* Brief *
Keep each line of the material that includes "data", and leave out the rest.

* Exercise inputs *

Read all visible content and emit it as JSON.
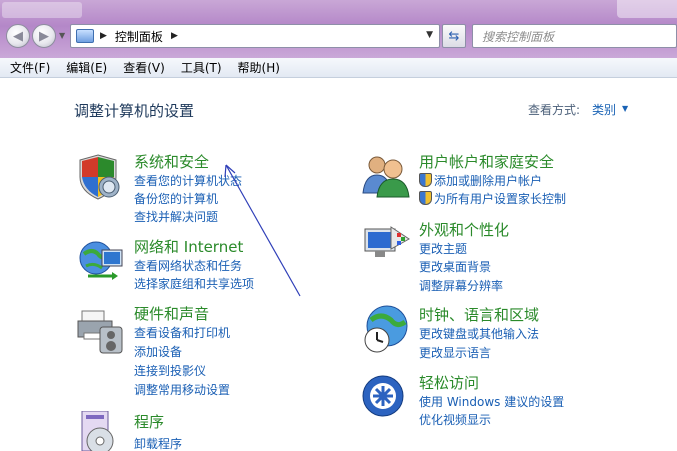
{
  "nav": {
    "address_crumb": "控制面板",
    "search_placeholder": "搜索控制面板"
  },
  "menu": [
    "文件(F)",
    "编辑(E)",
    "查看(V)",
    "工具(T)",
    "帮助(H)"
  ],
  "main": {
    "title": "调整计算机的设置",
    "view_by_label": "查看方式:",
    "view_by_value": "类别"
  },
  "categories": {
    "system": {
      "heading": "系统和安全",
      "links": [
        "查看您的计算机状态",
        "备份您的计算机",
        "查找并解决问题"
      ]
    },
    "network": {
      "heading": "网络和 Internet",
      "links": [
        "查看网络状态和任务",
        "选择家庭组和共享选项"
      ]
    },
    "hardware": {
      "heading": "硬件和声音",
      "links": [
        "查看设备和打印机",
        "添加设备",
        "连接到投影仪",
        "调整常用移动设置"
      ]
    },
    "programs": {
      "heading": "程序",
      "links": [
        "卸载程序"
      ]
    },
    "users": {
      "heading": "用户帐户和家庭安全",
      "links": [
        "添加或删除用户帐户",
        "为所有用户设置家长控制"
      ]
    },
    "appearance": {
      "heading": "外观和个性化",
      "links": [
        "更改主题",
        "更改桌面背景",
        "调整屏幕分辨率"
      ]
    },
    "clock": {
      "heading": "时钟、语言和区域",
      "links": [
        "更改键盘或其他输入法",
        "更改显示语言"
      ]
    },
    "ease": {
      "heading": "轻松访问",
      "links": [
        "使用 Windows 建议的设置",
        "优化视频显示"
      ]
    }
  },
  "colors": {
    "heading_green": "#2a8a2a",
    "link_blue": "#1a5fb4",
    "title_navy": "#1e395b",
    "annotation_arrow": "#2f3fb8"
  }
}
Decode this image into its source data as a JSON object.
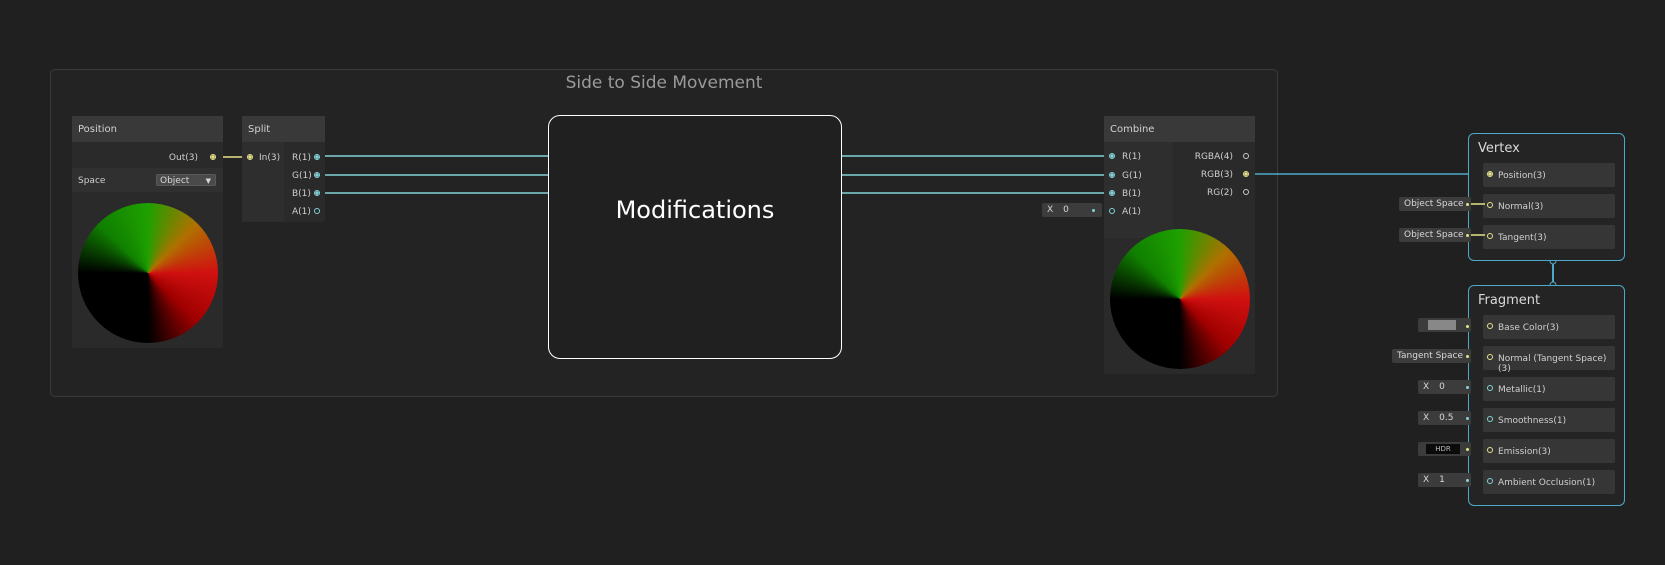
{
  "group": {
    "title": "Side to Side Movement"
  },
  "position_node": {
    "title": "Position",
    "out_label": "Out(3)",
    "space_label": "Space",
    "space_value": "Object"
  },
  "split_node": {
    "title": "Split",
    "in_label": "In(3)",
    "outputs": [
      "R(1)",
      "G(1)",
      "B(1)",
      "A(1)"
    ]
  },
  "subgraph": {
    "title": "Modifications"
  },
  "combine_node": {
    "title": "Combine",
    "inputs": [
      "R(1)",
      "G(1)",
      "B(1)",
      "A(1)"
    ],
    "outputs": [
      "RGBA(4)",
      "RGB(3)",
      "RG(2)"
    ],
    "a_field_axis": "X",
    "a_field_value": "0"
  },
  "vertex": {
    "title": "Vertex",
    "slots": [
      "Position(3)",
      "Normal(3)",
      "Tangent(3)"
    ],
    "normal_space": "Object Space",
    "tangent_space": "Object Space"
  },
  "fragment": {
    "title": "Fragment",
    "slots": [
      "Base Color(3)",
      "Normal (Tangent Space)(3)",
      "Metallic(1)",
      "Smoothness(1)",
      "Emission(3)",
      "Ambient Occlusion(1)"
    ],
    "normal_space": "Tangent Space",
    "metallic_axis": "X",
    "metallic_value": "0",
    "smoothness_axis": "X",
    "smoothness_value": "0.5",
    "emission_label": "HDR",
    "ao_axis": "X",
    "ao_value": "1",
    "base_color": "#888888"
  },
  "colors": {
    "wire_blue": "#83d3d8",
    "wire_yellow": "#e4e38a",
    "context_border": "#4da9c8",
    "background": "#202020"
  }
}
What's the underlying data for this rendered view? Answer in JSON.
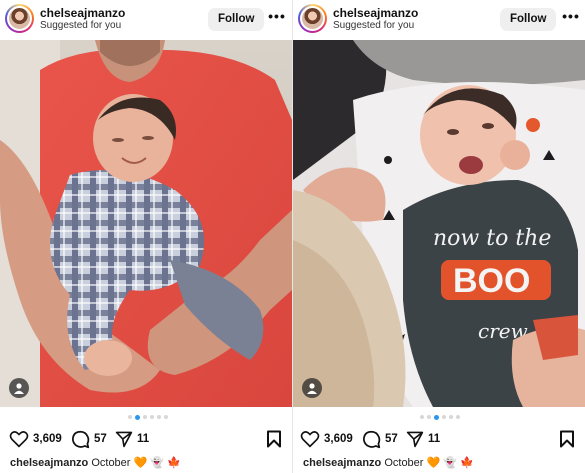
{
  "colors": {
    "accent_blue": "#2a96f0",
    "follow_bg": "#efefef",
    "dot_inactive": "#d7d7d7"
  },
  "posts": [
    {
      "username": "chelseajmanzo",
      "subtitle": "Suggested for you",
      "follow_label": "Follow",
      "more_label": "•••",
      "likes": "3,609",
      "comments": "57",
      "shares": "11",
      "caption_user": "chelseajmanzo",
      "caption_text": "October 🧡 👻 🍁",
      "carousel_active_index": 1,
      "carousel_count": 6,
      "icons": [
        "heart-icon",
        "comment-icon",
        "share-icon",
        "bookmark-icon",
        "user-tag-icon"
      ]
    },
    {
      "username": "chelseajmanzo",
      "subtitle": "Suggested for you",
      "follow_label": "Follow",
      "more_label": "•••",
      "likes": "3,609",
      "comments": "57",
      "shares": "11",
      "caption_user": "chelseajmanzo",
      "caption_text": "October 🧡 👻 🍁",
      "carousel_active_index": 2,
      "carousel_count": 6,
      "icons": [
        "heart-icon",
        "comment-icon",
        "share-icon",
        "bookmark-icon",
        "user-tag-icon"
      ]
    }
  ],
  "photo_right": {
    "shirt_text_line1": "now to the",
    "shirt_text_line2": "BOO",
    "shirt_text_line3": "crew"
  }
}
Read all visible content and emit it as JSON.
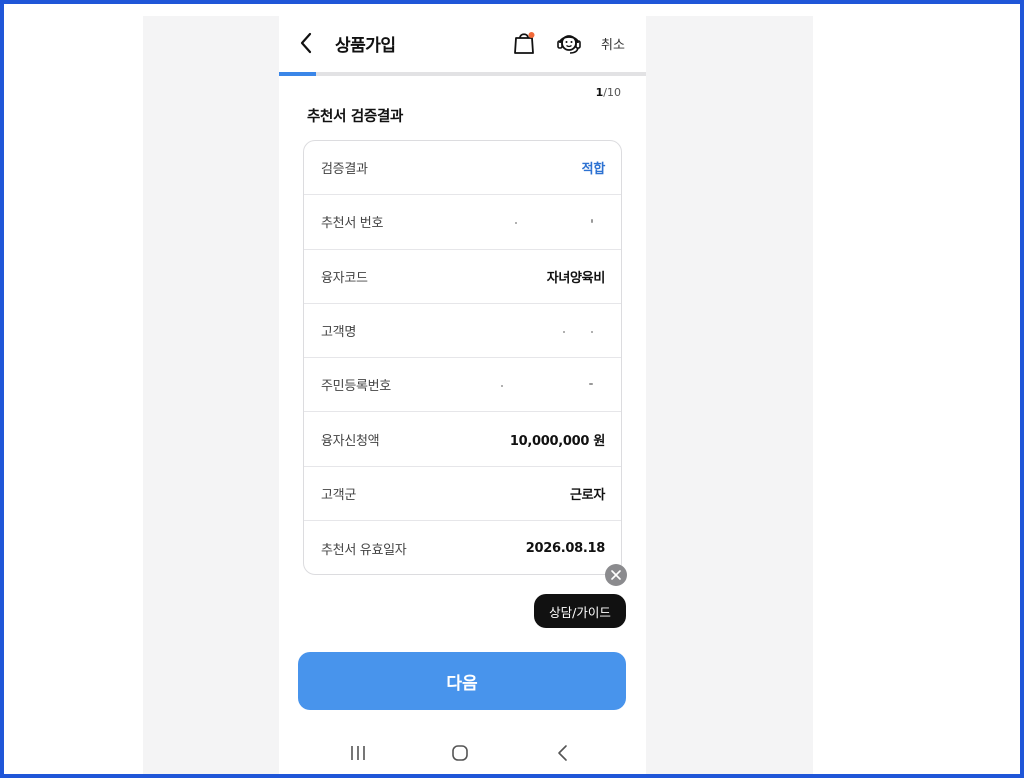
{
  "header": {
    "title": "상품가입",
    "cancel_label": "취소"
  },
  "progress": {
    "current": "1",
    "total": "/10",
    "fraction": 0.1
  },
  "section_title": "추천서 검증결과",
  "rows": [
    {
      "label": "검증결과",
      "value": "적합"
    },
    {
      "label": "추천서 번호",
      "value": ""
    },
    {
      "label": "융자코드",
      "value": "자녀양육비"
    },
    {
      "label": "고객명",
      "value": ""
    },
    {
      "label": "주민등록번호",
      "value": ""
    },
    {
      "label": "융자신청액",
      "value": "10,000,000 원"
    },
    {
      "label": "고객군",
      "value": "근로자"
    },
    {
      "label": "추천서 유효일자",
      "value": "2026.08.18"
    }
  ],
  "floating": {
    "guide_label": "상담/가이드"
  },
  "next_label": "다음",
  "colors": {
    "accent": "#2d72d2",
    "primary_button": "#4894ec",
    "progress": "#3a86e8",
    "notification_dot": "#f26a3a"
  },
  "icons": {
    "back": "chevron-left-icon",
    "bag": "shopping-bag-icon",
    "support": "headset-icon",
    "close": "close-icon",
    "nav_recents": "recents-icon",
    "nav_home": "home-icon",
    "nav_back": "back-icon"
  }
}
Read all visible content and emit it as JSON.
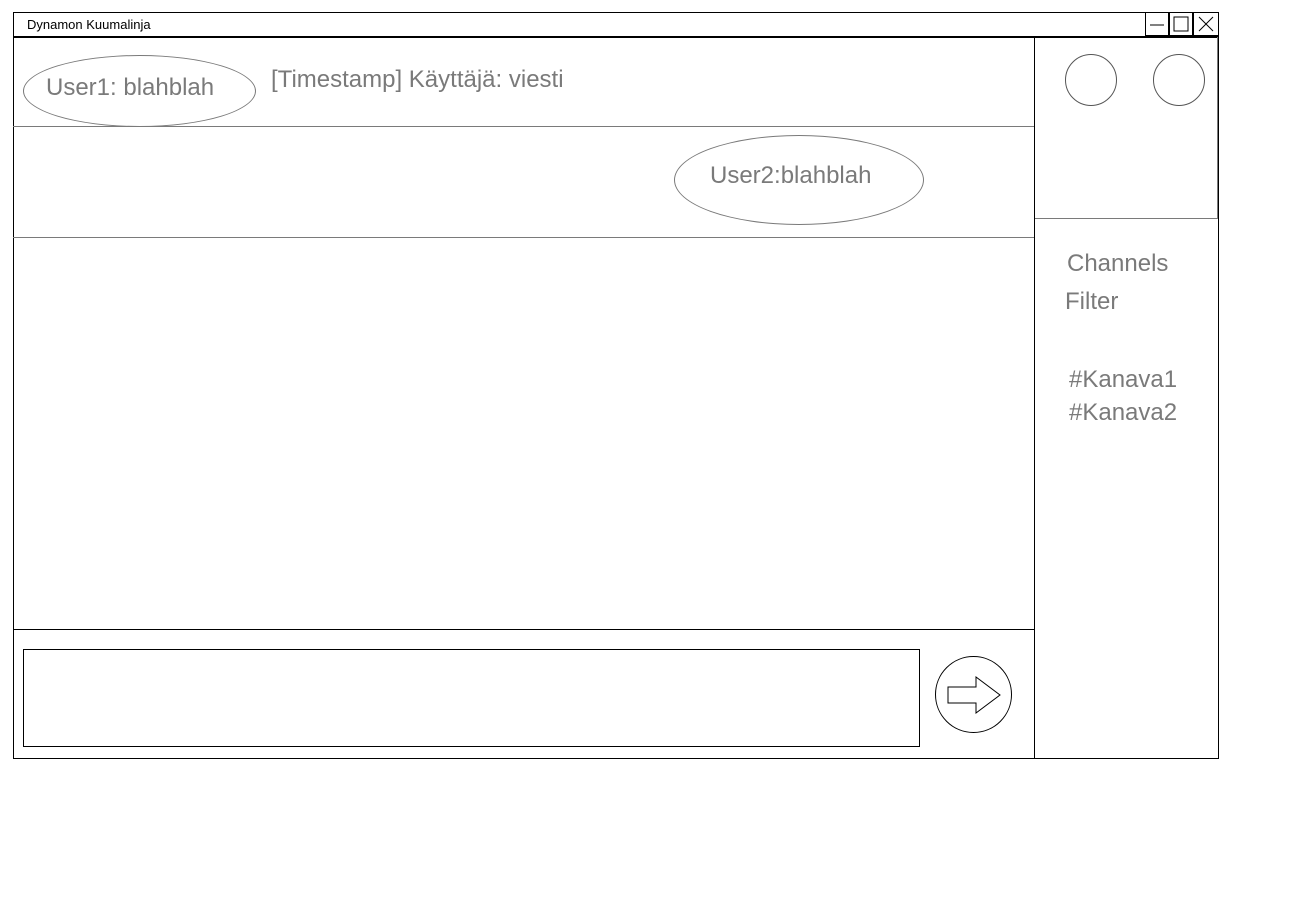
{
  "window": {
    "title": "Dynamon Kuumalinja",
    "controls": {
      "minimize_icon": "minimize-icon",
      "maximize_icon": "maximize-icon",
      "close_icon": "close-icon"
    }
  },
  "chat": {
    "messages": [
      {
        "bubble": "User1: blahblah",
        "note": "[Timestamp] Käyttäjä: viesti"
      },
      {
        "bubble": "User2:blahblah"
      }
    ]
  },
  "sidebar": {
    "channels_label": "Channels",
    "filter_label": "Filter",
    "channels": [
      "#Kanava1",
      "#Kanava2"
    ]
  },
  "composer": {
    "input_value": "",
    "send_icon": "arrow-right-icon"
  },
  "colors": {
    "text_gray": "#7a7a7a",
    "border": "#000000",
    "background": "#ffffff"
  }
}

* Exercise answer *
Decode this image into its source data as a JSON object.
What's the underlying data for this rendered view? Answer in JSON.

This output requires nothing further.